Your goal: Without including the pictures, copy out every line below.
(Input material begins)
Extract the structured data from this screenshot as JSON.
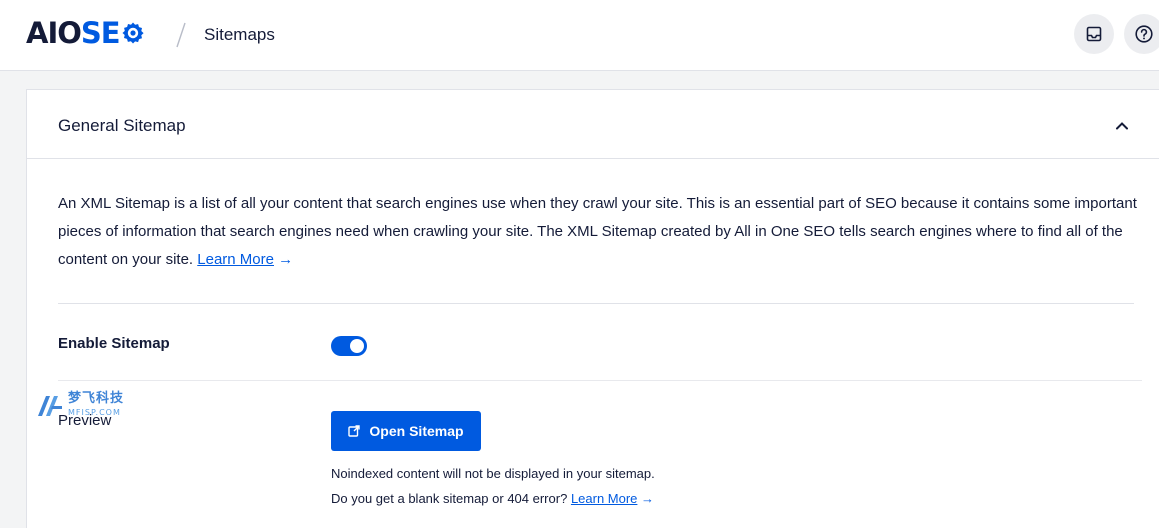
{
  "header": {
    "logo_aio": "AIO",
    "logo_seo": "SE",
    "page_name": "Sitemaps",
    "icons": [
      "inbox-icon",
      "help-icon"
    ]
  },
  "card": {
    "title": "General Sitemap",
    "description": "An XML Sitemap is a list of all your content that search engines use when they crawl your site. This is an essential part of SEO because it contains some important pieces of information that search engines need when crawling your site. The XML Sitemap created by All in One SEO tells search engines where to find all of the content on your site.",
    "learn_more": "Learn More",
    "arrow": "→",
    "enable_label": "Enable Sitemap",
    "enable_on": true,
    "preview_label": "Preview",
    "open_button": "Open Sitemap",
    "note1": "Noindexed content will not be displayed in your sitemap.",
    "note2": "Do you get a blank sitemap or 404 error?",
    "note2_link": "Learn More"
  },
  "watermark": {
    "cn": "梦飞科技",
    "url": "MFISP.COM"
  },
  "colors": {
    "accent": "#005ae0",
    "text": "#141b38",
    "border": "#e0e2e8"
  }
}
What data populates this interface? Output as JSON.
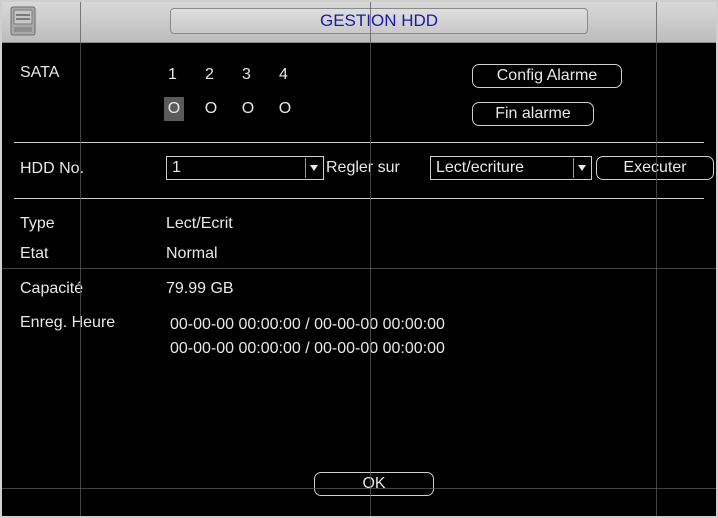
{
  "window": {
    "title": "GESTION HDD"
  },
  "sata": {
    "label": "SATA",
    "ports": [
      "1",
      "2",
      "3",
      "4"
    ],
    "indicators": [
      "O",
      "O",
      "O",
      "O"
    ],
    "selected_index": 0
  },
  "buttons": {
    "config_alarm": "Config Alarme",
    "end_alarm": "Fin alarme",
    "execute": "Executer",
    "ok": "OK"
  },
  "hdd": {
    "label": "HDD No.",
    "value": "1",
    "set_to_label": "Regler sur",
    "mode_value": "Lect/ecriture"
  },
  "info": {
    "type_label": "Type",
    "type_value": "Lect/Ecrit",
    "state_label": "Etat",
    "state_value": "Normal",
    "capacity_label": "Capacité",
    "capacity_value": "79.99 GB",
    "record_label": "Enreg. Heure",
    "record_line1": "00-00-00 00:00:00 / 00-00-00 00:00:00",
    "record_line2": "00-00-00 00:00:00 / 00-00-00 00:00:00"
  }
}
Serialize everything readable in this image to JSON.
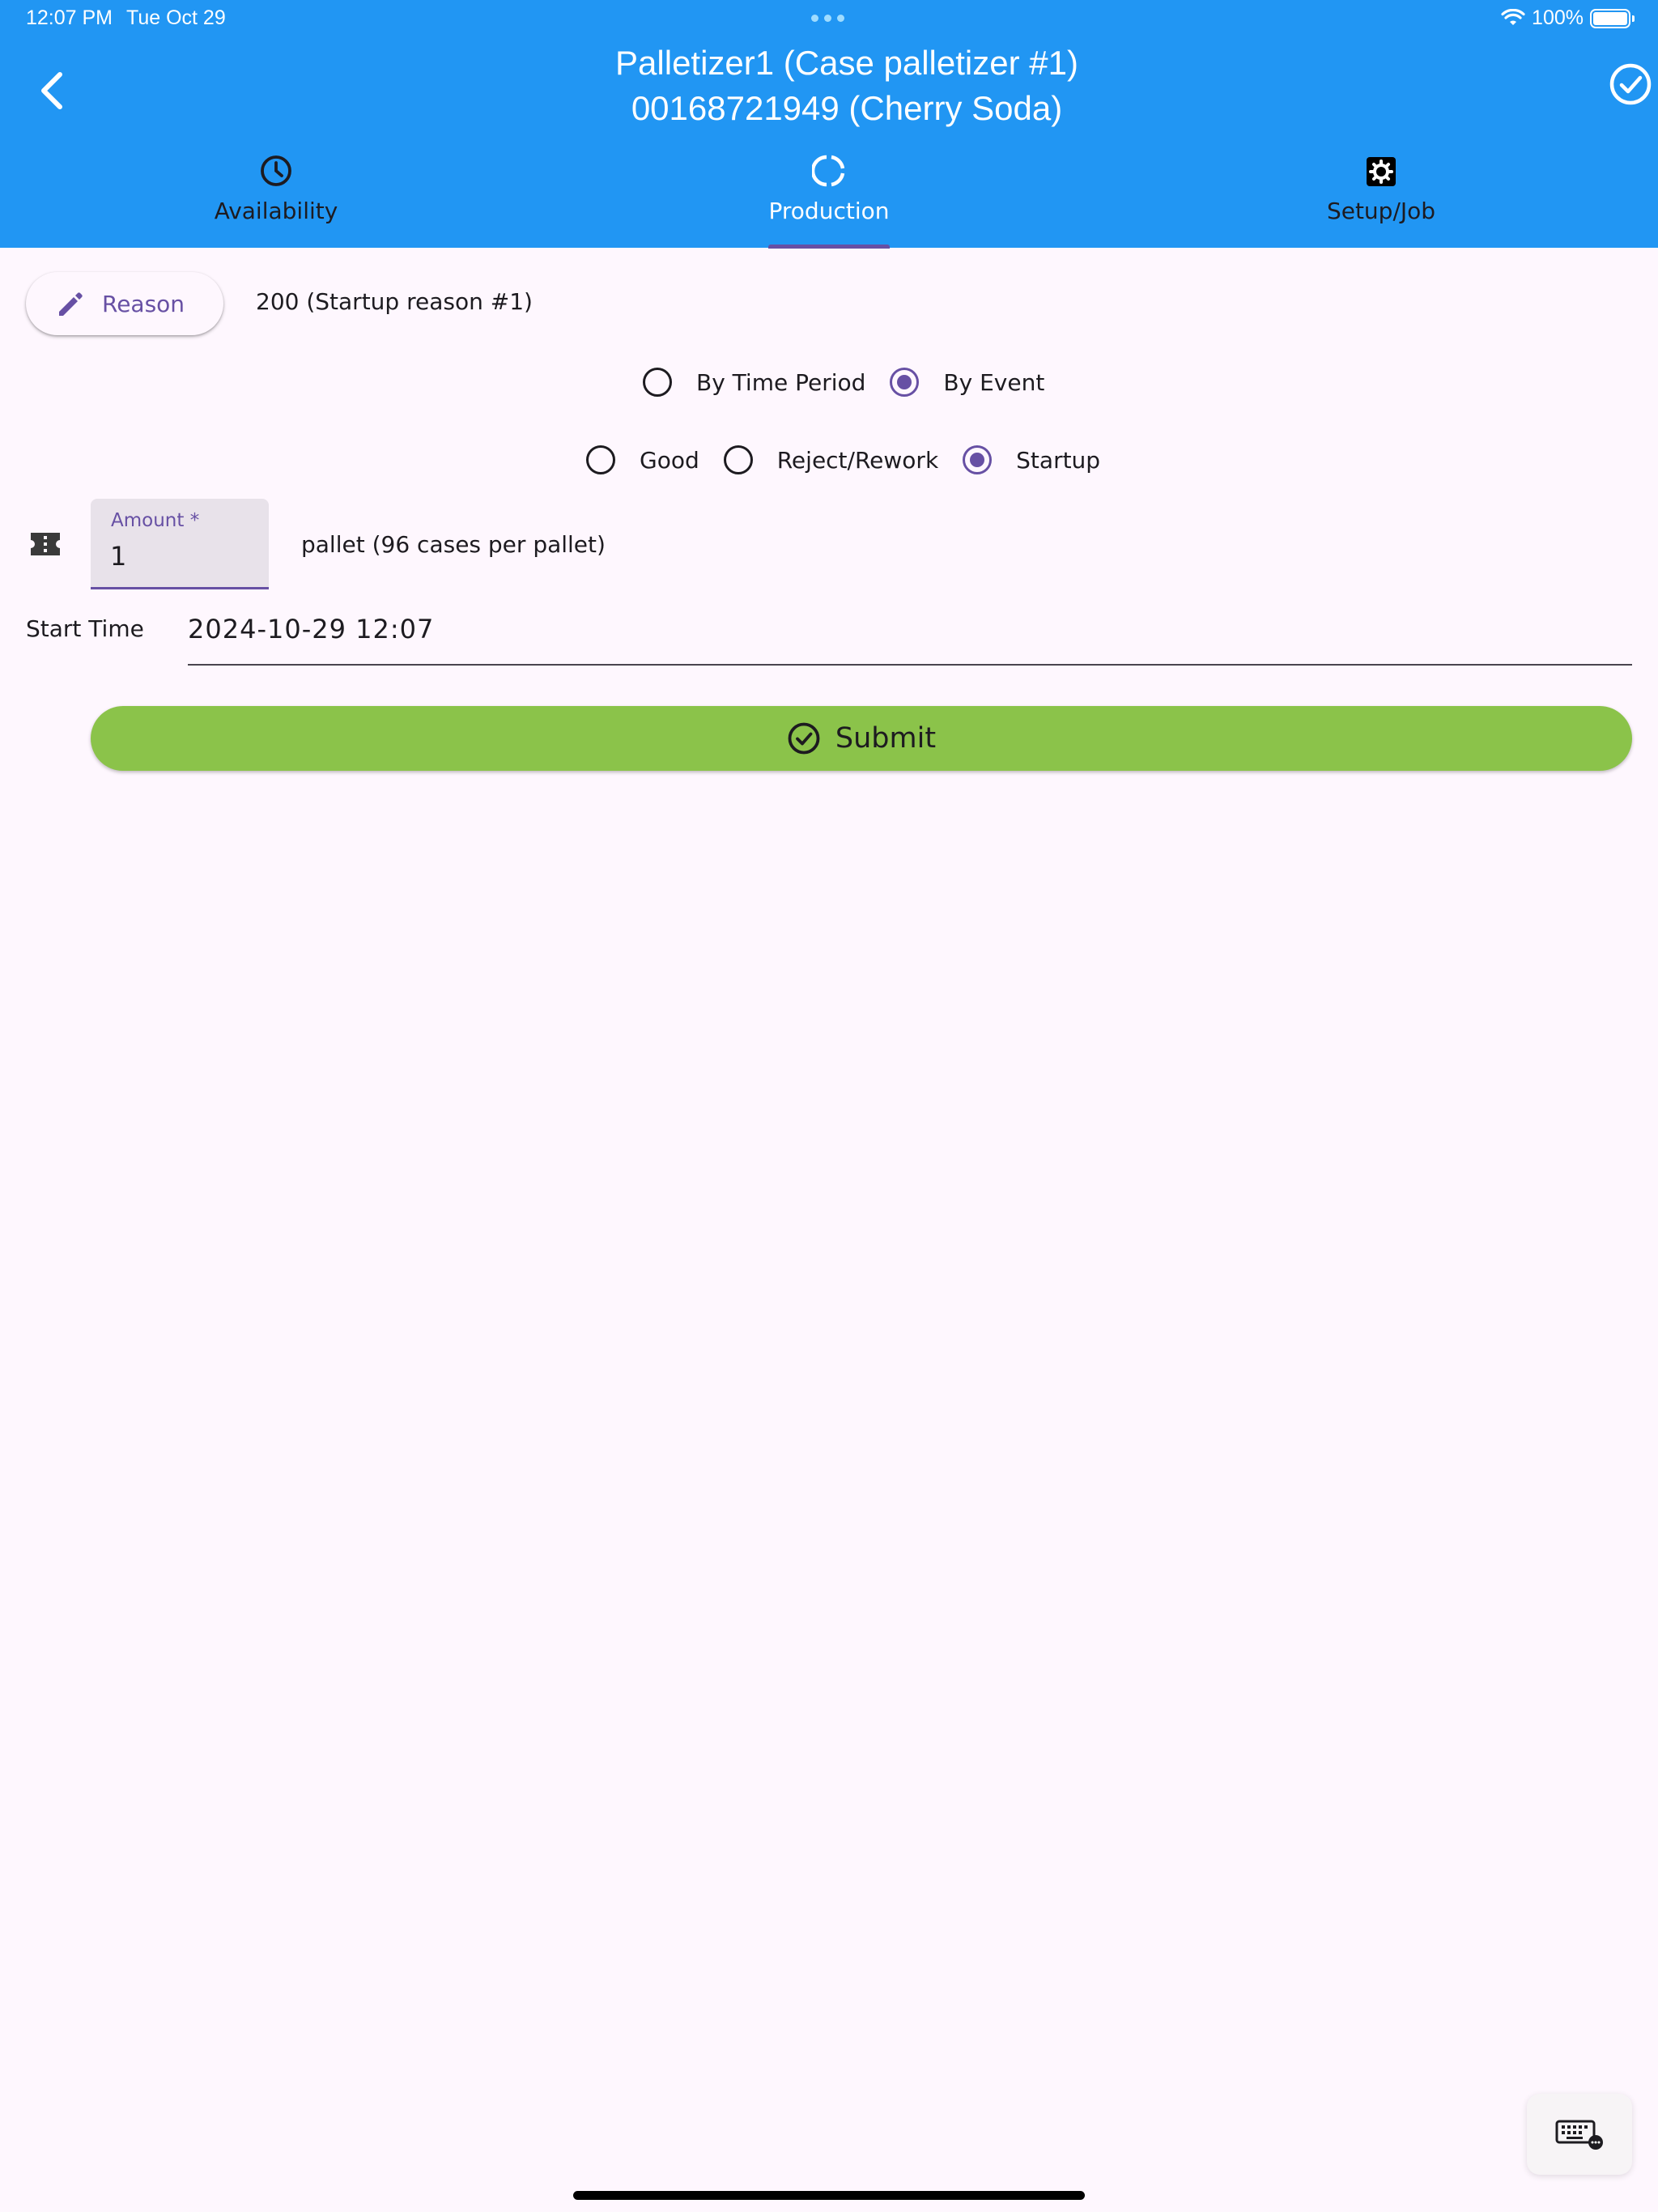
{
  "status_bar": {
    "time": "12:07 PM",
    "date": "Tue Oct 29",
    "battery": "100%"
  },
  "header": {
    "title_line1": "Palletizer1 (Case palletizer #1)",
    "title_line2": "00168721949 (Cherry Soda)"
  },
  "tabs": [
    {
      "label": "Availability",
      "icon": "clock-icon"
    },
    {
      "label": "Production",
      "icon": "progress-ring-icon",
      "active": true
    },
    {
      "label": "Setup/Job",
      "icon": "settings-box-icon"
    }
  ],
  "reason": {
    "button_label": "Reason",
    "value": "200 (Startup reason #1)"
  },
  "mode_options": [
    {
      "label": "By Time Period",
      "checked": false
    },
    {
      "label": "By Event",
      "checked": true
    }
  ],
  "type_options": [
    {
      "label": "Good",
      "checked": false
    },
    {
      "label": "Reject/Rework",
      "checked": false
    },
    {
      "label": "Startup",
      "checked": true
    }
  ],
  "amount": {
    "label": "Amount *",
    "value": "1",
    "unit_text": "pallet (96 cases per pallet)"
  },
  "start_time": {
    "label": "Start Time",
    "value": "2024-10-29 12:07"
  },
  "submit": {
    "label": "Submit"
  },
  "colors": {
    "appbar": "#2196f3",
    "accent": "#6750a4",
    "submit": "#8bc34a",
    "background": "#fef7fe"
  }
}
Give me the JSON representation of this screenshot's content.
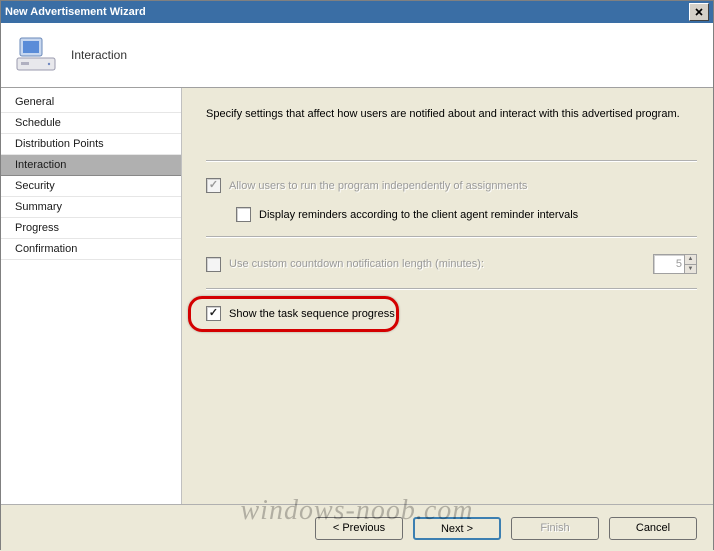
{
  "window": {
    "title": "New Advertisement Wizard"
  },
  "header": {
    "page_title": "Interaction"
  },
  "sidebar": {
    "items": [
      {
        "label": "General"
      },
      {
        "label": "Schedule"
      },
      {
        "label": "Distribution Points"
      },
      {
        "label": "Interaction",
        "selected": true
      },
      {
        "label": "Security"
      },
      {
        "label": "Summary"
      },
      {
        "label": "Progress"
      },
      {
        "label": "Confirmation"
      }
    ]
  },
  "content": {
    "intro": "Specify settings that affect how users are notified about and interact with this advertised program.",
    "options": {
      "allow_independent": {
        "label": "Allow users to run the program independently of assignments",
        "checked": true,
        "disabled": true
      },
      "display_reminders": {
        "label": "Display reminders according to the client agent reminder intervals",
        "checked": false,
        "disabled": false
      },
      "custom_countdown": {
        "label": "Use custom countdown notification length (minutes):",
        "checked": false,
        "disabled": true,
        "value": "5"
      },
      "show_progress": {
        "label": "Show the task sequence progress",
        "checked": true,
        "disabled": false,
        "highlighted": true
      }
    }
  },
  "buttons": {
    "previous": "< Previous",
    "next": "Next >",
    "finish": "Finish",
    "cancel": "Cancel"
  },
  "watermark": "windows-noob.com"
}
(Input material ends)
Your solution:
Extract the structured data from this screenshot as JSON.
{
  "header": {
    "logo_aio": "AIO",
    "logo_seo": "SE",
    "page_name": "Sitemaps",
    "icons": [
      "inbox-icon",
      "help-icon"
    ]
  },
  "card": {
    "title": "General Sitemap",
    "description": "An XML Sitemap is a list of all your content that search engines use when they crawl your site. This is an essential part of SEO because it contains some important pieces of information that search engines need when crawling your site. The XML Sitemap created by All in One SEO tells search engines where to find all of the content on your site.",
    "learn_more": "Learn More",
    "arrow": "→",
    "enable_label": "Enable Sitemap",
    "enable_on": true,
    "preview_label": "Preview",
    "open_button": "Open Sitemap",
    "note1": "Noindexed content will not be displayed in your sitemap.",
    "note2": "Do you get a blank sitemap or 404 error?",
    "note2_link": "Learn More"
  },
  "watermark": {
    "cn": "梦飞科技",
    "url": "MFISP.COM"
  },
  "colors": {
    "accent": "#005ae0",
    "text": "#141b38",
    "border": "#e0e2e8"
  }
}
What data populates this interface? Output as JSON.
{
  "window": {
    "title": "GESTION HDD"
  },
  "sata": {
    "label": "SATA",
    "ports": [
      "1",
      "2",
      "3",
      "4"
    ],
    "indicators": [
      "O",
      "O",
      "O",
      "O"
    ],
    "selected_index": 0
  },
  "buttons": {
    "config_alarm": "Config Alarme",
    "end_alarm": "Fin alarme",
    "execute": "Executer",
    "ok": "OK"
  },
  "hdd": {
    "label": "HDD No.",
    "value": "1",
    "set_to_label": "Regler sur",
    "mode_value": "Lect/ecriture"
  },
  "info": {
    "type_label": "Type",
    "type_value": "Lect/Ecrit",
    "state_label": "Etat",
    "state_value": "Normal",
    "capacity_label": "Capacité",
    "capacity_value": "79.99 GB",
    "record_label": "Enreg. Heure",
    "record_line1": "00-00-00 00:00:00 / 00-00-00 00:00:00",
    "record_line2": "00-00-00 00:00:00 / 00-00-00 00:00:00"
  }
}
Serialize everything readable in this image to JSON.
{
  "status_bar": {
    "time": "12:07 PM",
    "date": "Tue Oct 29",
    "battery": "100%"
  },
  "header": {
    "title_line1": "Palletizer1 (Case palletizer #1)",
    "title_line2": "00168721949 (Cherry Soda)"
  },
  "tabs": [
    {
      "label": "Availability",
      "icon": "clock-icon"
    },
    {
      "label": "Production",
      "icon": "progress-ring-icon",
      "active": true
    },
    {
      "label": "Setup/Job",
      "icon": "settings-box-icon"
    }
  ],
  "reason": {
    "button_label": "Reason",
    "value": "200 (Startup reason #1)"
  },
  "mode_options": [
    {
      "label": "By Time Period",
      "checked": false
    },
    {
      "label": "By Event",
      "checked": true
    }
  ],
  "type_options": [
    {
      "label": "Good",
      "checked": false
    },
    {
      "label": "Reject/Rework",
      "checked": false
    },
    {
      "label": "Startup",
      "checked": true
    }
  ],
  "amount": {
    "label": "Amount *",
    "value": "1",
    "unit_text": "pallet (96 cases per pallet)"
  },
  "start_time": {
    "label": "Start Time",
    "value": "2024-10-29 12:07"
  },
  "submit": {
    "label": "Submit"
  },
  "colors": {
    "appbar": "#2196f3",
    "accent": "#6750a4",
    "submit": "#8bc34a",
    "background": "#fef7fe"
  }
}
Give me the JSON representation of this screenshot's content.
{
  "window": {
    "title": "New Advertisement Wizard"
  },
  "header": {
    "page_title": "Interaction"
  },
  "sidebar": {
    "items": [
      {
        "label": "General"
      },
      {
        "label": "Schedule"
      },
      {
        "label": "Distribution Points"
      },
      {
        "label": "Interaction",
        "selected": true
      },
      {
        "label": "Security"
      },
      {
        "label": "Summary"
      },
      {
        "label": "Progress"
      },
      {
        "label": "Confirmation"
      }
    ]
  },
  "content": {
    "intro": "Specify settings that affect how users are notified about and interact with this advertised program.",
    "options": {
      "allow_independent": {
        "label": "Allow users to run the program independently of assignments",
        "checked": true,
        "disabled": true
      },
      "display_reminders": {
        "label": "Display reminders according to the client agent reminder intervals",
        "checked": false,
        "disabled": false
      },
      "custom_countdown": {
        "label": "Use custom countdown notification length (minutes):",
        "checked": false,
        "disabled": true,
        "value": "5"
      },
      "show_progress": {
        "label": "Show the task sequence progress",
        "checked": true,
        "disabled": false,
        "highlighted": true
      }
    }
  },
  "buttons": {
    "previous": "< Previous",
    "next": "Next >",
    "finish": "Finish",
    "cancel": "Cancel"
  },
  "watermark": "windows-noob.com"
}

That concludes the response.